_Prompt_
Could you set down every entry exactly as it stands, without the images?

[[ Records supplied, beginning ]]

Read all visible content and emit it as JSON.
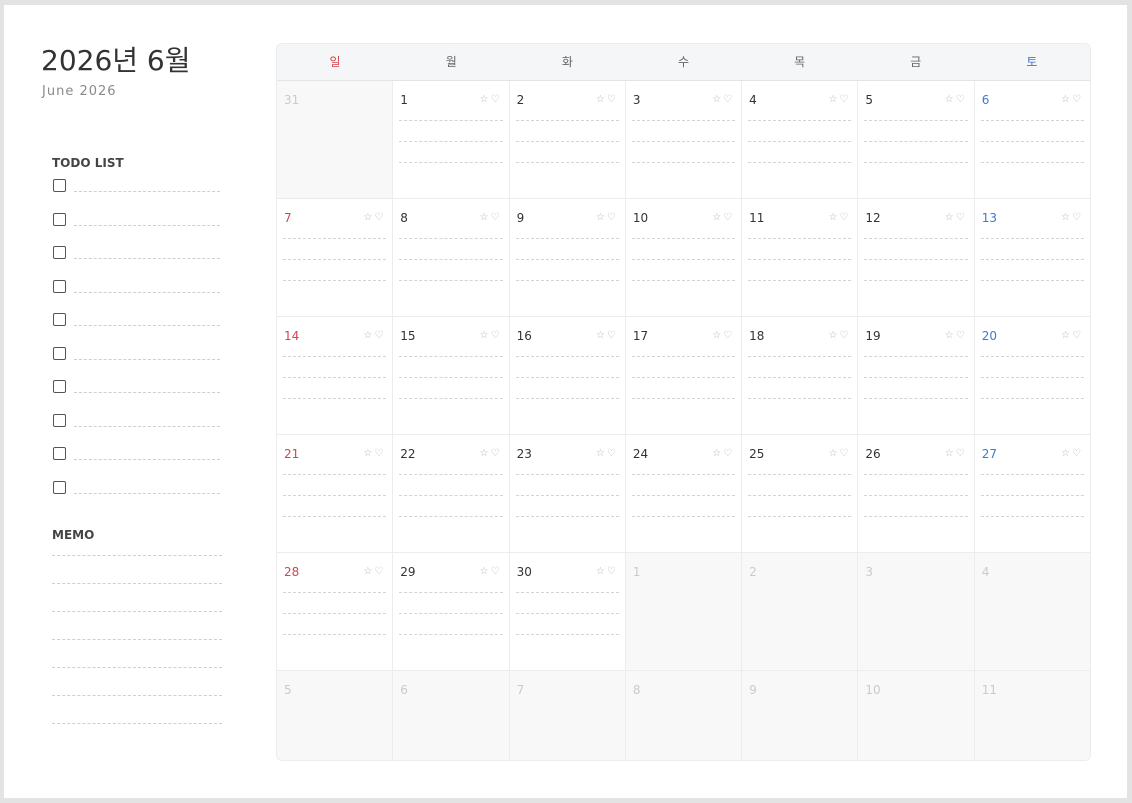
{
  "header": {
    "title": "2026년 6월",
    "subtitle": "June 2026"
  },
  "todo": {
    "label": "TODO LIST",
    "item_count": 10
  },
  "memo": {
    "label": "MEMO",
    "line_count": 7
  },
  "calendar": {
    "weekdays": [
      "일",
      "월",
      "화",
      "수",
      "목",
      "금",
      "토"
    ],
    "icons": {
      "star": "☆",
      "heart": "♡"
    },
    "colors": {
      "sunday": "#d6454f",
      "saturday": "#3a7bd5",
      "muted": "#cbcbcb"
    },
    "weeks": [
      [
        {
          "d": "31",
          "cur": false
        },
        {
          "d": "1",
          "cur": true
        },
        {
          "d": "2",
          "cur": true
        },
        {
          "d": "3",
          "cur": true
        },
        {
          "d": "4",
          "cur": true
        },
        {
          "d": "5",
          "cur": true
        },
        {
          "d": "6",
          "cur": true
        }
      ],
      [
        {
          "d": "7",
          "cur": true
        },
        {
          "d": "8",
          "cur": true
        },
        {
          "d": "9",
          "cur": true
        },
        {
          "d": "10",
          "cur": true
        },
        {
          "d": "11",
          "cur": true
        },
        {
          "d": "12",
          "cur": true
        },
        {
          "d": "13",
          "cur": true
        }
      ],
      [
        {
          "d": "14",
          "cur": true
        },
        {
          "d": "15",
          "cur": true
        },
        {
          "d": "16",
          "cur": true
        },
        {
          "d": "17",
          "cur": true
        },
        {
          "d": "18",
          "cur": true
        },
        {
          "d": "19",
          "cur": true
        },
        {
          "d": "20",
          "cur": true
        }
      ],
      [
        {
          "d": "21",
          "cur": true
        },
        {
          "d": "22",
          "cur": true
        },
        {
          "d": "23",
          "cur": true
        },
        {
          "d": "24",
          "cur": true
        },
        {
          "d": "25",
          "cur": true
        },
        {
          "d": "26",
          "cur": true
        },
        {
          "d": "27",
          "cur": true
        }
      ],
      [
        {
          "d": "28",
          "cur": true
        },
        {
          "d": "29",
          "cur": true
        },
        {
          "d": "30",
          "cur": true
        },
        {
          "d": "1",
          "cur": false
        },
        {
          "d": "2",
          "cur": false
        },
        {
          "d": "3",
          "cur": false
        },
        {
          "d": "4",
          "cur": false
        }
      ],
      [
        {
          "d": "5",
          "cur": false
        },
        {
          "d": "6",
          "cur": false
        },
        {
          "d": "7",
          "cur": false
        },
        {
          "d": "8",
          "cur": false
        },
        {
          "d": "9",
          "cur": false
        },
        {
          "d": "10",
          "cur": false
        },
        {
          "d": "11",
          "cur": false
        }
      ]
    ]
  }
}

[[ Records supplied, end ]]

_Written answer_
Read all visible content and emit it as JSON.
{
  "header": {
    "title": "2026년 6월",
    "subtitle": "June 2026"
  },
  "todo": {
    "label": "TODO LIST",
    "item_count": 10
  },
  "memo": {
    "label": "MEMO",
    "line_count": 7
  },
  "calendar": {
    "weekdays": [
      "일",
      "월",
      "화",
      "수",
      "목",
      "금",
      "토"
    ],
    "icons": {
      "star": "☆",
      "heart": "♡"
    },
    "colors": {
      "sunday": "#d6454f",
      "saturday": "#3a7bd5",
      "muted": "#cbcbcb"
    },
    "weeks": [
      [
        {
          "d": "31",
          "cur": false
        },
        {
          "d": "1",
          "cur": true
        },
        {
          "d": "2",
          "cur": true
        },
        {
          "d": "3",
          "cur": true
        },
        {
          "d": "4",
          "cur": true
        },
        {
          "d": "5",
          "cur": true
        },
        {
          "d": "6",
          "cur": true
        }
      ],
      [
        {
          "d": "7",
          "cur": true
        },
        {
          "d": "8",
          "cur": true
        },
        {
          "d": "9",
          "cur": true
        },
        {
          "d": "10",
          "cur": true
        },
        {
          "d": "11",
          "cur": true
        },
        {
          "d": "12",
          "cur": true
        },
        {
          "d": "13",
          "cur": true
        }
      ],
      [
        {
          "d": "14",
          "cur": true
        },
        {
          "d": "15",
          "cur": true
        },
        {
          "d": "16",
          "cur": true
        },
        {
          "d": "17",
          "cur": true
        },
        {
          "d": "18",
          "cur": true
        },
        {
          "d": "19",
          "cur": true
        },
        {
          "d": "20",
          "cur": true
        }
      ],
      [
        {
          "d": "21",
          "cur": true
        },
        {
          "d": "22",
          "cur": true
        },
        {
          "d": "23",
          "cur": true
        },
        {
          "d": "24",
          "cur": true
        },
        {
          "d": "25",
          "cur": true
        },
        {
          "d": "26",
          "cur": true
        },
        {
          "d": "27",
          "cur": true
        }
      ],
      [
        {
          "d": "28",
          "cur": true
        },
        {
          "d": "29",
          "cur": true
        },
        {
          "d": "30",
          "cur": true
        },
        {
          "d": "1",
          "cur": false
        },
        {
          "d": "2",
          "cur": false
        },
        {
          "d": "3",
          "cur": false
        },
        {
          "d": "4",
          "cur": false
        }
      ],
      [
        {
          "d": "5",
          "cur": false
        },
        {
          "d": "6",
          "cur": false
        },
        {
          "d": "7",
          "cur": false
        },
        {
          "d": "8",
          "cur": false
        },
        {
          "d": "9",
          "cur": false
        },
        {
          "d": "10",
          "cur": false
        },
        {
          "d": "11",
          "cur": false
        }
      ]
    ]
  }
}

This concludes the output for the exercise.